Data extract Block Start
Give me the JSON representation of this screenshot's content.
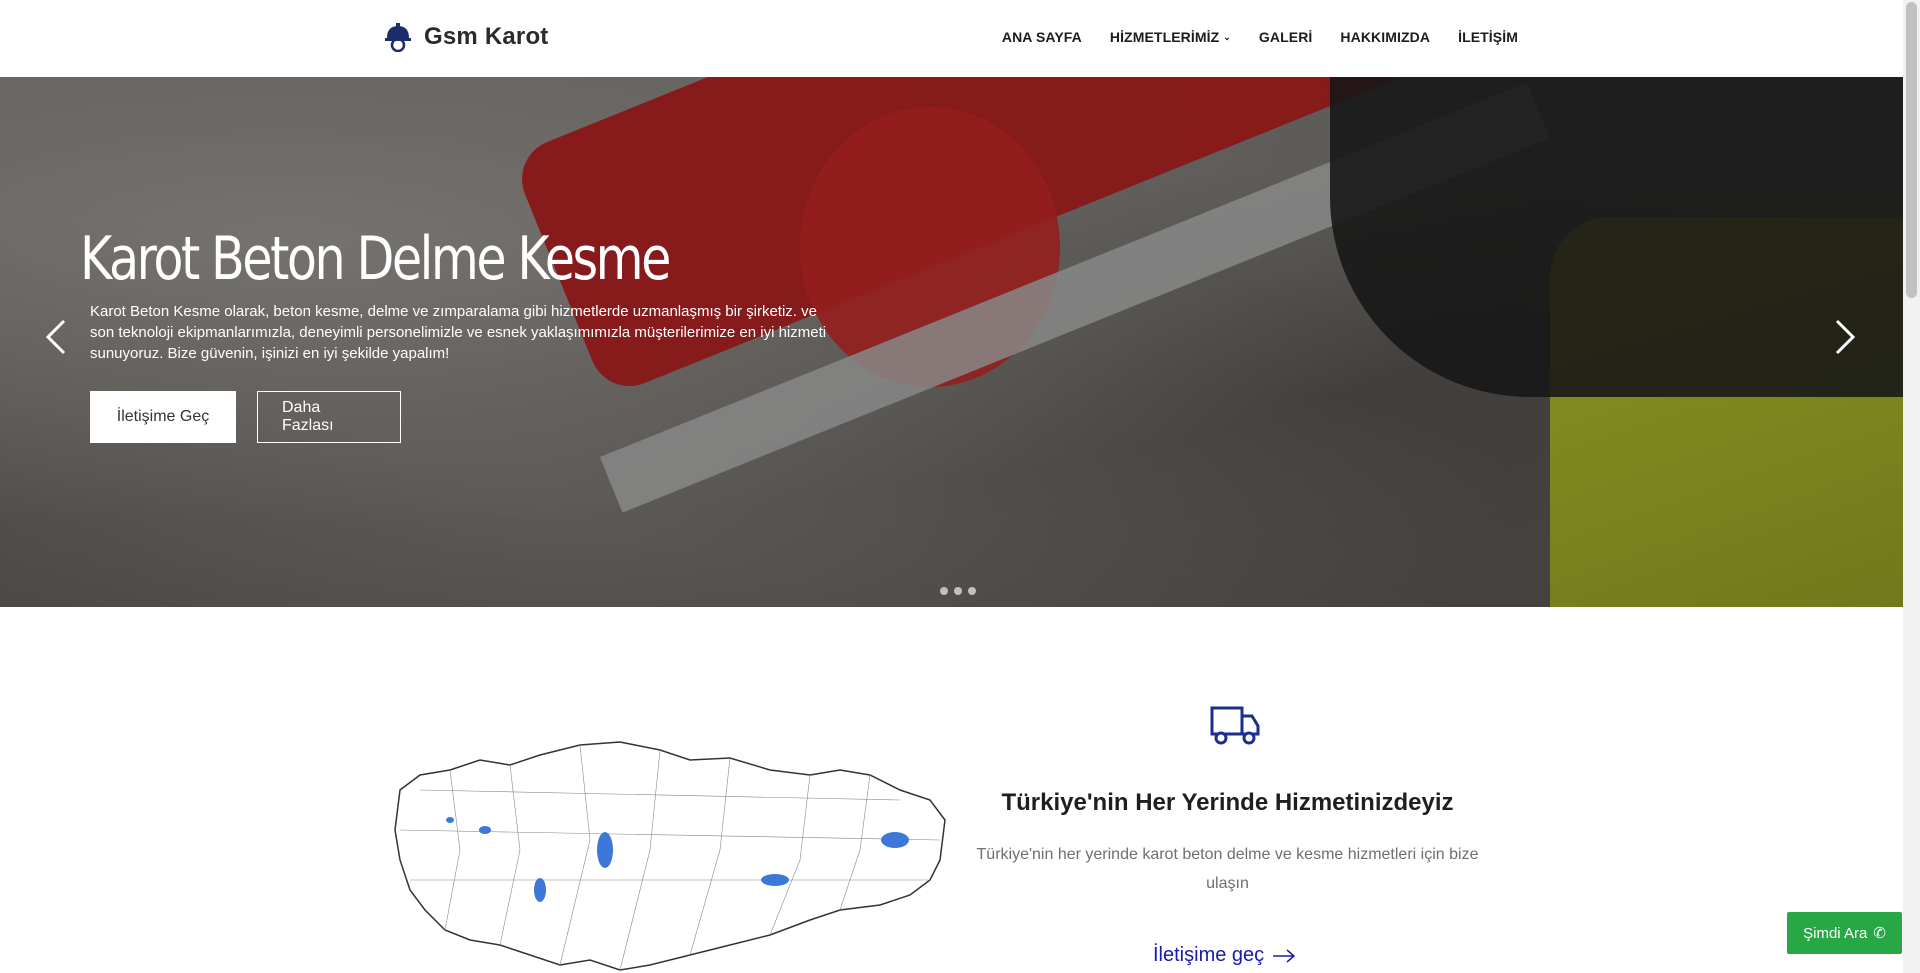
{
  "header": {
    "brand": "Gsm Karot",
    "nav": [
      {
        "label": "ANA SAYFA"
      },
      {
        "label": "HİZMETLERİMİZ"
      },
      {
        "label": "GALERİ"
      },
      {
        "label": "HAKKIMIZDA"
      },
      {
        "label": "İLETİŞİM"
      }
    ]
  },
  "hero": {
    "title": "Karot Beton Delme Kesme",
    "text": "Karot Beton Kesme olarak, beton kesme, delme ve zımparalama gibi hizmetlerde uzmanlaşmış bir şirketiz. ve son teknoloji ekipmanlarımızla, deneyimli personelimizle ve esnek yaklaşımımızla müşterilerimize en iyi hizmeti sunuyoruz. Bize güvenin, işinizi en iyi şekilde yapalım!",
    "primary_button": "İletişime Geç",
    "secondary_button": "Daha Fazlası",
    "slide_count": 3
  },
  "section": {
    "title": "Türkiye'nin Her Yerinde Hizmetinizdeyiz",
    "text": "Türkiye'nin her yerinde karot beton delme ve kesme hizmetleri için bize ulaşın",
    "link": "İletişime geç"
  },
  "call_button": "Şimdi Ara",
  "colors": {
    "accent": "#1a1aad",
    "call_green": "#28a745",
    "drill_red": "#b71c1c"
  },
  "icons": [
    "helmet-logo-icon",
    "chevron-down-icon",
    "arrow-left-icon",
    "arrow-right-icon",
    "truck-icon",
    "arrow-right-link-icon",
    "phone-icon"
  ]
}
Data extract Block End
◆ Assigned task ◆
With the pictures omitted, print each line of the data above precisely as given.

◆ Completed task ◆
Give me the JSON representation of this screenshot's content.
{
  "header": {
    "brand": "Gsm Karot",
    "nav": [
      {
        "label": "ANA SAYFA"
      },
      {
        "label": "HİZMETLERİMİZ"
      },
      {
        "label": "GALERİ"
      },
      {
        "label": "HAKKIMIZDA"
      },
      {
        "label": "İLETİŞİM"
      }
    ]
  },
  "hero": {
    "title": "Karot Beton Delme Kesme",
    "text": "Karot Beton Kesme olarak, beton kesme, delme ve zımparalama gibi hizmetlerde uzmanlaşmış bir şirketiz. ve son teknoloji ekipmanlarımızla, deneyimli personelimizle ve esnek yaklaşımımızla müşterilerimize en iyi hizmeti sunuyoruz. Bize güvenin, işinizi en iyi şekilde yapalım!",
    "primary_button": "İletişime Geç",
    "secondary_button": "Daha Fazlası",
    "slide_count": 3
  },
  "section": {
    "title": "Türkiye'nin Her Yerinde Hizmetinizdeyiz",
    "text": "Türkiye'nin her yerinde karot beton delme ve kesme hizmetleri için bize ulaşın",
    "link": "İletişime geç"
  },
  "call_button": "Şimdi Ara",
  "colors": {
    "accent": "#1a1aad",
    "call_green": "#28a745",
    "drill_red": "#b71c1c"
  },
  "icons": [
    "helmet-logo-icon",
    "chevron-down-icon",
    "arrow-left-icon",
    "arrow-right-icon",
    "truck-icon",
    "arrow-right-link-icon",
    "phone-icon"
  ]
}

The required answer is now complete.